**Information:**
┌──
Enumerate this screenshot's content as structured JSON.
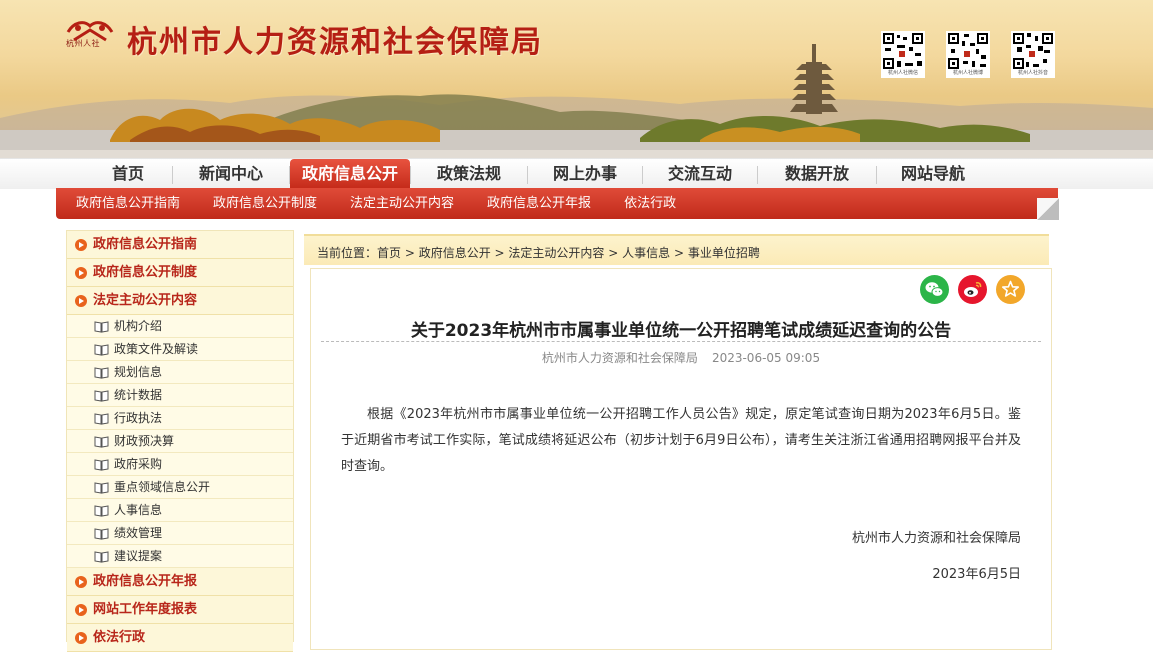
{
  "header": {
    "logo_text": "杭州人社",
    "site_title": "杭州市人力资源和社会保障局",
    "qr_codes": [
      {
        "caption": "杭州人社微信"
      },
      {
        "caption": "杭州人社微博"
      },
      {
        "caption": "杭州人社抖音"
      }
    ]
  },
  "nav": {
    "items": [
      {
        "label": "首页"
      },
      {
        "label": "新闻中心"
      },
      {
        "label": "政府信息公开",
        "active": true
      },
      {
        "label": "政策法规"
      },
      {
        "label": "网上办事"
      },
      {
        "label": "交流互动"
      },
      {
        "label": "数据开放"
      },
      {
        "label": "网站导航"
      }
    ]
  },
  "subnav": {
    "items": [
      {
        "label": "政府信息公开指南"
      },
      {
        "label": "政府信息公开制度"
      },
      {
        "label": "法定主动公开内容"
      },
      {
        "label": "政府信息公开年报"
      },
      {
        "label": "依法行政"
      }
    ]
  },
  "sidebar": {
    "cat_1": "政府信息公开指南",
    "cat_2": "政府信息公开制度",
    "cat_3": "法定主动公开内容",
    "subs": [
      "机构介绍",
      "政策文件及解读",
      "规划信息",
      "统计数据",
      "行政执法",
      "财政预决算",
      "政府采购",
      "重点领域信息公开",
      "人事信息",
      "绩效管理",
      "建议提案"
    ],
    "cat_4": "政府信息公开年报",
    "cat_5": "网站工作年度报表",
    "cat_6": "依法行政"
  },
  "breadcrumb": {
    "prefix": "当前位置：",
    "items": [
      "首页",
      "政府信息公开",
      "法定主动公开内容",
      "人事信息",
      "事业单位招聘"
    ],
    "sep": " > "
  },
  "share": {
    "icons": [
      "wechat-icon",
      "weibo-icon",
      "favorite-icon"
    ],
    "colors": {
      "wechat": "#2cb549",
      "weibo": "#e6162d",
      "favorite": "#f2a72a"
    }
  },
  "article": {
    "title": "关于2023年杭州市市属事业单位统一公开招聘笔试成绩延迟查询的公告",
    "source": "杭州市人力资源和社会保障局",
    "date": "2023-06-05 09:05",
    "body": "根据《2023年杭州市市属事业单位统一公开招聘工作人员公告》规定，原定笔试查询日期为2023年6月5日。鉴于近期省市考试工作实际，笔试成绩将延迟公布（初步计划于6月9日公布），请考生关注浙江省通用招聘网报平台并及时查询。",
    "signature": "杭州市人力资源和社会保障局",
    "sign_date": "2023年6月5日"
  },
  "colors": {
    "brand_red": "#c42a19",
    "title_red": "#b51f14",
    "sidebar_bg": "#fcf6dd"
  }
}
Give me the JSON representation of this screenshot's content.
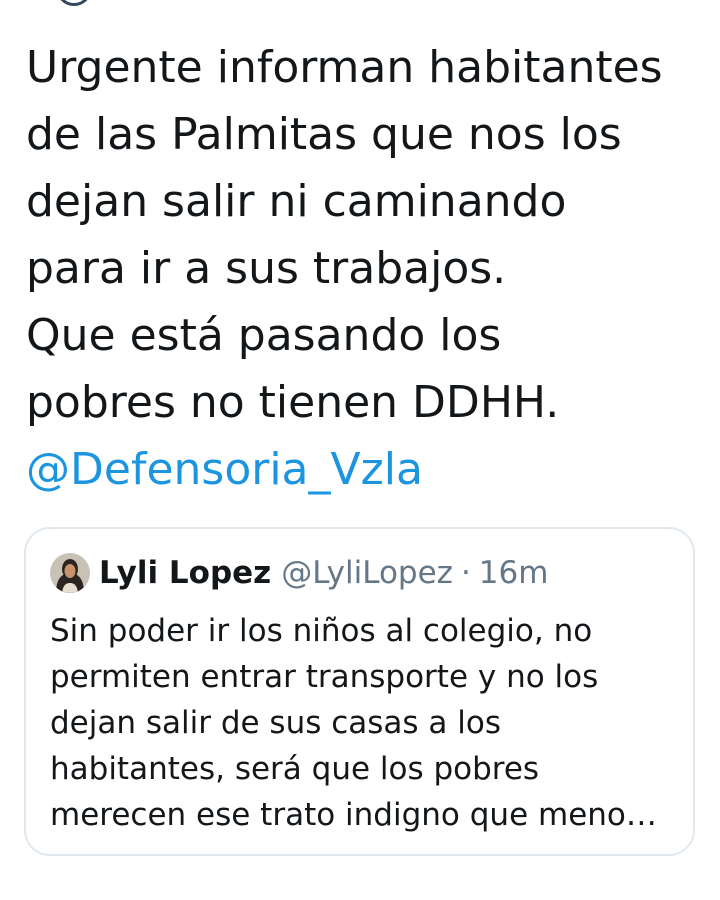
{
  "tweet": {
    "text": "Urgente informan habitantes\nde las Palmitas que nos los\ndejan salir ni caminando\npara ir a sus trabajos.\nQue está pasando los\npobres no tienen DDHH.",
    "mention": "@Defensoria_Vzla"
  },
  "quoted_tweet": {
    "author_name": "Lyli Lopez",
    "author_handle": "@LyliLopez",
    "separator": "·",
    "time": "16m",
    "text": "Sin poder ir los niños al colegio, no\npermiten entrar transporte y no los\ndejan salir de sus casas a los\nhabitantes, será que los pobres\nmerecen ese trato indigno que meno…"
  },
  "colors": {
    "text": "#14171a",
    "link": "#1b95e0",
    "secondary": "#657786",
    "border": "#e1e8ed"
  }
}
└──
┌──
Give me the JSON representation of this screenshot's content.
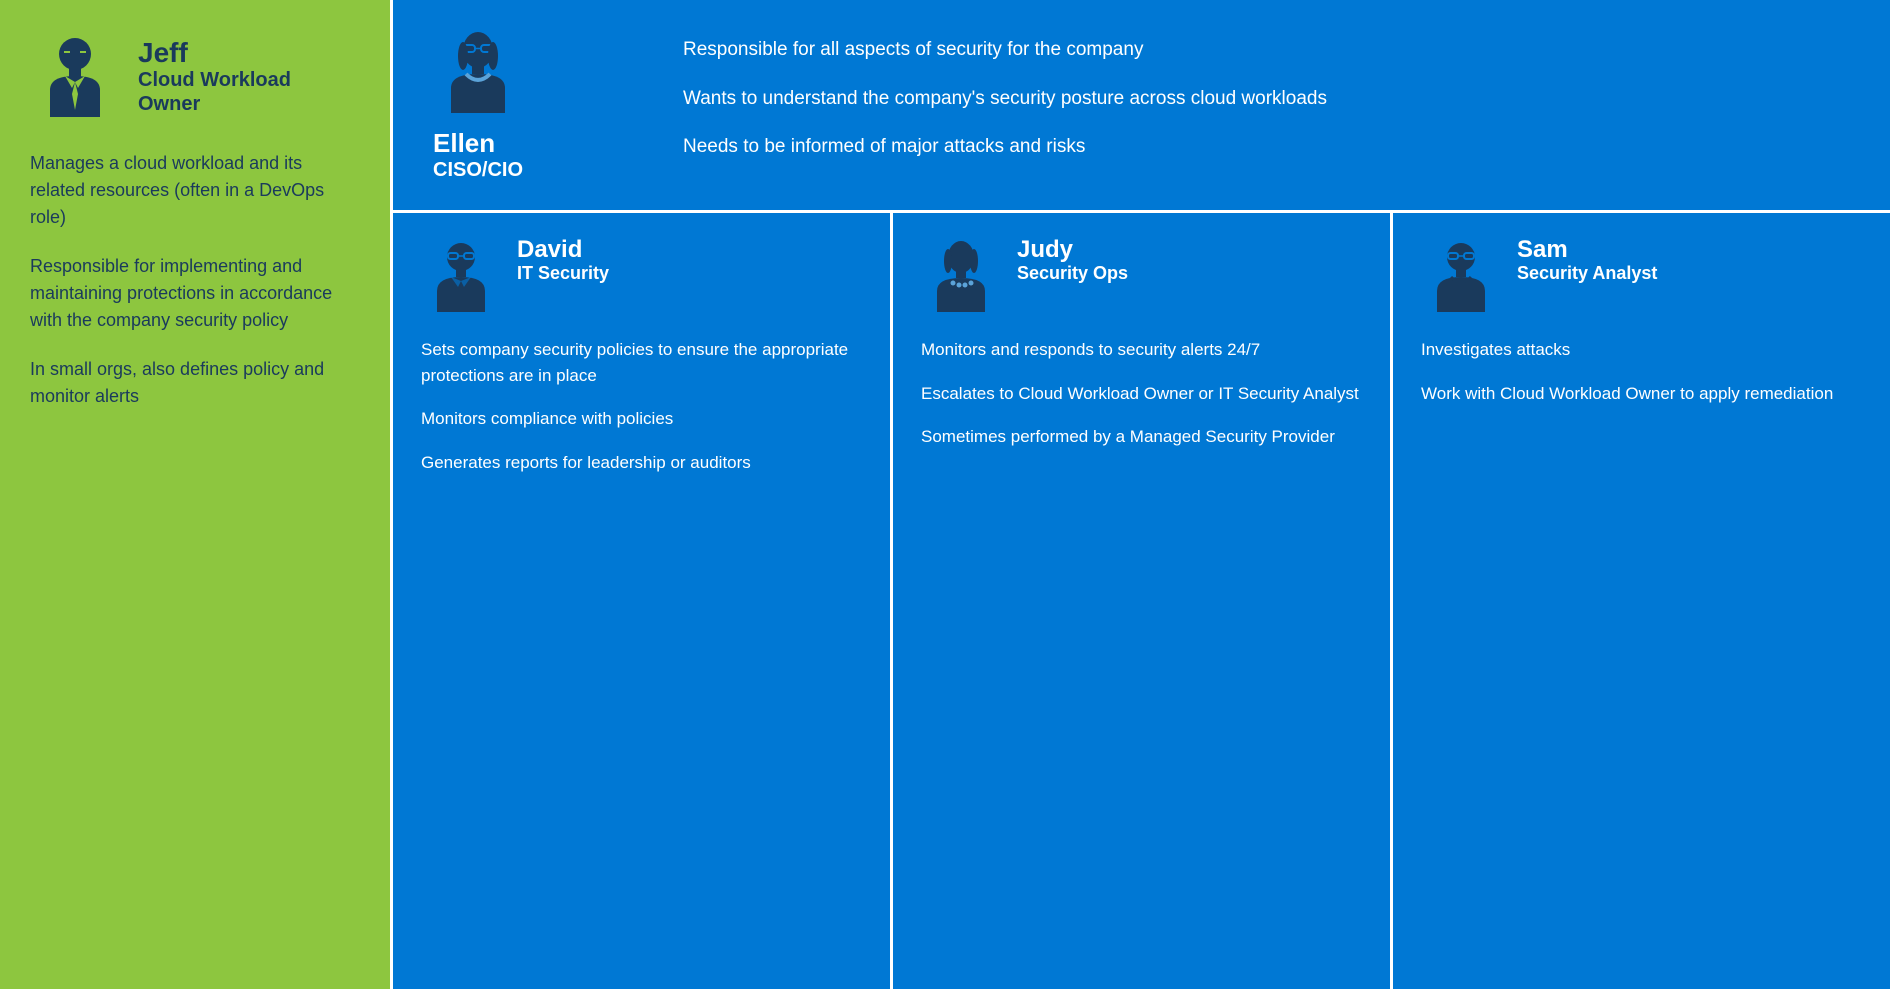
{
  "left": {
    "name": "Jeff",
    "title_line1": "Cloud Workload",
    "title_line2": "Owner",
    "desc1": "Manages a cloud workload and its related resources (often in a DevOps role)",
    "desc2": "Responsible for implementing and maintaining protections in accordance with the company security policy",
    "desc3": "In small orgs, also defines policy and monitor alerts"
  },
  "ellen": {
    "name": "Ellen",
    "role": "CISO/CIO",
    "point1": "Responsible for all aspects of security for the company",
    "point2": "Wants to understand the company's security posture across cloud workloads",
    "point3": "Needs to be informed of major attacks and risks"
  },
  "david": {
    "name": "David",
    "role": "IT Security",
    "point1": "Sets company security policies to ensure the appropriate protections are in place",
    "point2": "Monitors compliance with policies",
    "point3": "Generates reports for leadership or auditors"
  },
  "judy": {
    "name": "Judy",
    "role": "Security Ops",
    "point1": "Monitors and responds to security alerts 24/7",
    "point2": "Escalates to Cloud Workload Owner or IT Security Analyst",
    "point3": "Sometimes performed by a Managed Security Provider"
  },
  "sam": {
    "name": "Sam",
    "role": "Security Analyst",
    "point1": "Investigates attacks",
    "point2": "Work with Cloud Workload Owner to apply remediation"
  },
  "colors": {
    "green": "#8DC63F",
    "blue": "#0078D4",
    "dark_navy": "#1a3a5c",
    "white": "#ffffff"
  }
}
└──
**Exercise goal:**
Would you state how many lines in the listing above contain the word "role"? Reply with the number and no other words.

**Reply:**
5